What this task involves - Filter the listing below, copying every line in which the word "title" appears.

Data records -
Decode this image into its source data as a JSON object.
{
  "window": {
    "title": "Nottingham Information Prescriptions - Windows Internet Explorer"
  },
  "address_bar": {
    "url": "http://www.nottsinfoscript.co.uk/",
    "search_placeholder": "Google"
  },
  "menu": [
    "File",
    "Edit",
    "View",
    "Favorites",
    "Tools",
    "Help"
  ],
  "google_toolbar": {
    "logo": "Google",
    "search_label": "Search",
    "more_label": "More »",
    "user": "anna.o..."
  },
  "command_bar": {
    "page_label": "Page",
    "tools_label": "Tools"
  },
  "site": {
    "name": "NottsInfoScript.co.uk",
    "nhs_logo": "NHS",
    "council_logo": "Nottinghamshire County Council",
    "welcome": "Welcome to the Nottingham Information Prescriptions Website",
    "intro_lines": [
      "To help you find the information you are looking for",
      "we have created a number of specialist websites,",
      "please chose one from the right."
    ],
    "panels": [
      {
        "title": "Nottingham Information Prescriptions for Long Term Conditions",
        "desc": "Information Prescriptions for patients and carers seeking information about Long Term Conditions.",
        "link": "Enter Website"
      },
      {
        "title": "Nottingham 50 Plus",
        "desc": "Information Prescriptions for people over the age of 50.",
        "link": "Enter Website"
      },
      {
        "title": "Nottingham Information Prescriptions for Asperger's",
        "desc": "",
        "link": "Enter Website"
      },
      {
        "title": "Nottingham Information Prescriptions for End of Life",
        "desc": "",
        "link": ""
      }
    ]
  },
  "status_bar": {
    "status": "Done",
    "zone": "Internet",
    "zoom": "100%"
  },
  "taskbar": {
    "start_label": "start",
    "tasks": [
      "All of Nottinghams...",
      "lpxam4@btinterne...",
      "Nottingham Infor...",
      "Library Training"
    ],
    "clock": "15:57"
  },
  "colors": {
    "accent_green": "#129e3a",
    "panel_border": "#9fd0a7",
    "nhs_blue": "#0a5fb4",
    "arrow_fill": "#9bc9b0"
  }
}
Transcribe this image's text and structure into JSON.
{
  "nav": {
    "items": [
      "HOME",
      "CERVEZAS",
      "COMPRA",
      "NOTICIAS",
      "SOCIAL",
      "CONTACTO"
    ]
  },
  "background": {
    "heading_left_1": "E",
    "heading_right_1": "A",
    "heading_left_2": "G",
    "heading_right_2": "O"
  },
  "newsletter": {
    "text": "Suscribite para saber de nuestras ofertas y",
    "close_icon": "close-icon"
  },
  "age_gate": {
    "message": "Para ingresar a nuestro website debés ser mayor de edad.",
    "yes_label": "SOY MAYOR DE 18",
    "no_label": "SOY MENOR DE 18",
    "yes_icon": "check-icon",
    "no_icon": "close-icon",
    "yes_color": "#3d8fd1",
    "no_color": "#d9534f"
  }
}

Task output -
    "title": "Nottingham Information Prescriptions - Windows Internet Explorer"
        "title": "Nottingham Information Prescriptions for Long Term Conditions",
        "title": "Nottingham 50 Plus",
        "title": "Nottingham Information Prescriptions for Asperger's",
        "title": "Nottingham Information Prescriptions for End of Life",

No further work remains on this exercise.